"Do you think President Obama has received better coverage by the news media than he deserves, worse coverage or about what he deserves?"
"Given what you know now, who do you think will be the next president?"
The most popular answer to the latter: Hillary Clinton by a commanding margin of 58 percent. The number-two answer? Twenty-five percent answering "who knows?"
But it was moderately-conservative establishment types like Florida Gov. Jeb Bush (R) and Gov. Chris Christie (R-N.J.) who came in with 6 and 4 percents respectively. Bush and Christie, of course, are the sort of Republicans the liberal media are lecturing the GOP as the only hope to defeat the Hillary juggernaut.
On the fairness-of-coverage question, the press corps gave themselves a huge pat on the back, with 68% percent saying the media have treated Obama to fair coverage.
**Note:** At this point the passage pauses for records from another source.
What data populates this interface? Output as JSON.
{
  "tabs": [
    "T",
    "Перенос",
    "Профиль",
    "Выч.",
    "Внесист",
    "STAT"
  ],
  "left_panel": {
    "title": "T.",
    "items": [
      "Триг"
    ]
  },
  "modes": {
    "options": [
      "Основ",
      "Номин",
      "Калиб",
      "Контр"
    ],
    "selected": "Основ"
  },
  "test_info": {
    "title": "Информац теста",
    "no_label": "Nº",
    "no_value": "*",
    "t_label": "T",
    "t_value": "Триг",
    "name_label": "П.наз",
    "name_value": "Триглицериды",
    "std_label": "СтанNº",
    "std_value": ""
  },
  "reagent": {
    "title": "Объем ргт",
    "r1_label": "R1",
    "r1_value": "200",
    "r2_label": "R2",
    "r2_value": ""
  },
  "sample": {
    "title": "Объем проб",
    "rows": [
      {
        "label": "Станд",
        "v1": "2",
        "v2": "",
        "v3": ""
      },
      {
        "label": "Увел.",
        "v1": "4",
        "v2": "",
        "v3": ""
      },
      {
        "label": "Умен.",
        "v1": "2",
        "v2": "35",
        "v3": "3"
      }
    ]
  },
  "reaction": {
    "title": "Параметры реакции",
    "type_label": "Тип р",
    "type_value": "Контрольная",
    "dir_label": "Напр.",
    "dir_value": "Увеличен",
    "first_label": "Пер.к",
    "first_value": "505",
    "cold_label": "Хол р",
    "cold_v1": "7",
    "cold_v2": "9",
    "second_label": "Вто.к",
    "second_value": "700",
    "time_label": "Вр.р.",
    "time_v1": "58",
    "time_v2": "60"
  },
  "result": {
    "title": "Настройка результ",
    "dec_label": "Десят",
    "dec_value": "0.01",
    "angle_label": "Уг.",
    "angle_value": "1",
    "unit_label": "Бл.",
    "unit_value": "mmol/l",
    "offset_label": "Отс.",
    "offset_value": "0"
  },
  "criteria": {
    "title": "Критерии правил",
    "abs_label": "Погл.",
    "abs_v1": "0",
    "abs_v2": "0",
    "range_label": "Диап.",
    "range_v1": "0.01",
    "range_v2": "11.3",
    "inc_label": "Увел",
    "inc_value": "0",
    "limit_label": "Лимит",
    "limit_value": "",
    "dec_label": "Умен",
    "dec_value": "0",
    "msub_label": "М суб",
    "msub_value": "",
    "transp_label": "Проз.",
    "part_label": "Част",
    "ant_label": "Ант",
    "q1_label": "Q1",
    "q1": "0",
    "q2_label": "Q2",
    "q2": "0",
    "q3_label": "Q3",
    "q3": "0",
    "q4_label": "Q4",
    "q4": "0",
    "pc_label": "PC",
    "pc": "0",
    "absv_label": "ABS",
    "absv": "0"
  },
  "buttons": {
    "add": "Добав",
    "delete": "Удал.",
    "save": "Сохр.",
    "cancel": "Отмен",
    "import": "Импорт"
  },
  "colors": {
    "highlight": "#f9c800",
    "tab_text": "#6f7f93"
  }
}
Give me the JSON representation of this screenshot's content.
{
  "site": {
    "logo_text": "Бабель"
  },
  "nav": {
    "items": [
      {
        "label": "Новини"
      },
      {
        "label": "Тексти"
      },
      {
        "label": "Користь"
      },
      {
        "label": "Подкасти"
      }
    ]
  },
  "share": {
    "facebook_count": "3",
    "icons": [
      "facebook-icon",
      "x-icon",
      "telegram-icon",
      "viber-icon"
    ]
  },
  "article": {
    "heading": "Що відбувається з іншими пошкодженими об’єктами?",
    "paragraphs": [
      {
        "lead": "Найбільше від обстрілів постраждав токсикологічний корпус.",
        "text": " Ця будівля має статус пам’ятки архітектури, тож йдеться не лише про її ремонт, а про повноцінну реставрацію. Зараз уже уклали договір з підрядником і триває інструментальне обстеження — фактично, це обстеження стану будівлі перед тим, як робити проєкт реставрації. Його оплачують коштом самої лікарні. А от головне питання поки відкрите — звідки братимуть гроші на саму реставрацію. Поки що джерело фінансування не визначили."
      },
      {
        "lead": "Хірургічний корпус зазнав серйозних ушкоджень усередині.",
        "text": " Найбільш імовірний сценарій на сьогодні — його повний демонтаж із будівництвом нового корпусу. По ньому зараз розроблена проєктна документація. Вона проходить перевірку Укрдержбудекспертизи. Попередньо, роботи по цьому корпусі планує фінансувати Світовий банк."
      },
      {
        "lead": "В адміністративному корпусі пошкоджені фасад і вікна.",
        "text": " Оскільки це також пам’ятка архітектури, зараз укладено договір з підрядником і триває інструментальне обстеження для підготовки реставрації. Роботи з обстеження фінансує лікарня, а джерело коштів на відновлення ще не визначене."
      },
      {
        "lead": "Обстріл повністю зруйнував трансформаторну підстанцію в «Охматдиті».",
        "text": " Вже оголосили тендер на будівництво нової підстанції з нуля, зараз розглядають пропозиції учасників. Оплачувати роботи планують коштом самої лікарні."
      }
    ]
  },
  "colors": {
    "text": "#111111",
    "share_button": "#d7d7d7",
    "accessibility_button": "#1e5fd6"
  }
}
Just 7 percent say he's gotten worse coverage than he deserves.
Another fascinating finding was that just 5 percent of White House correspondents believe the Obama White House has been "more forthcoming with information" than the George W. Bush White House. In a similar question, 53 percent scoffed "Are you kidding me?" in reply to the question, "How often in the last week did you interview White House officials who do not work in the communications or press offices?"
One last note, when asked about how much they get paid, 51 percent of correspondent "prefer not to say," while an astonishing 3 percent earn more than $300,000 per year. One-quarter of the respondents earn six-digit salaries and 18 percent earn between $50-100,000. The latest median HOUSEHOLD income in the United States, by comparison, is $51,107.
As much as liberal White House reporters may dutifully push the Obama administration's squawking about income inequality, the scribes in the Brady briefing room are hardly hurting for cash.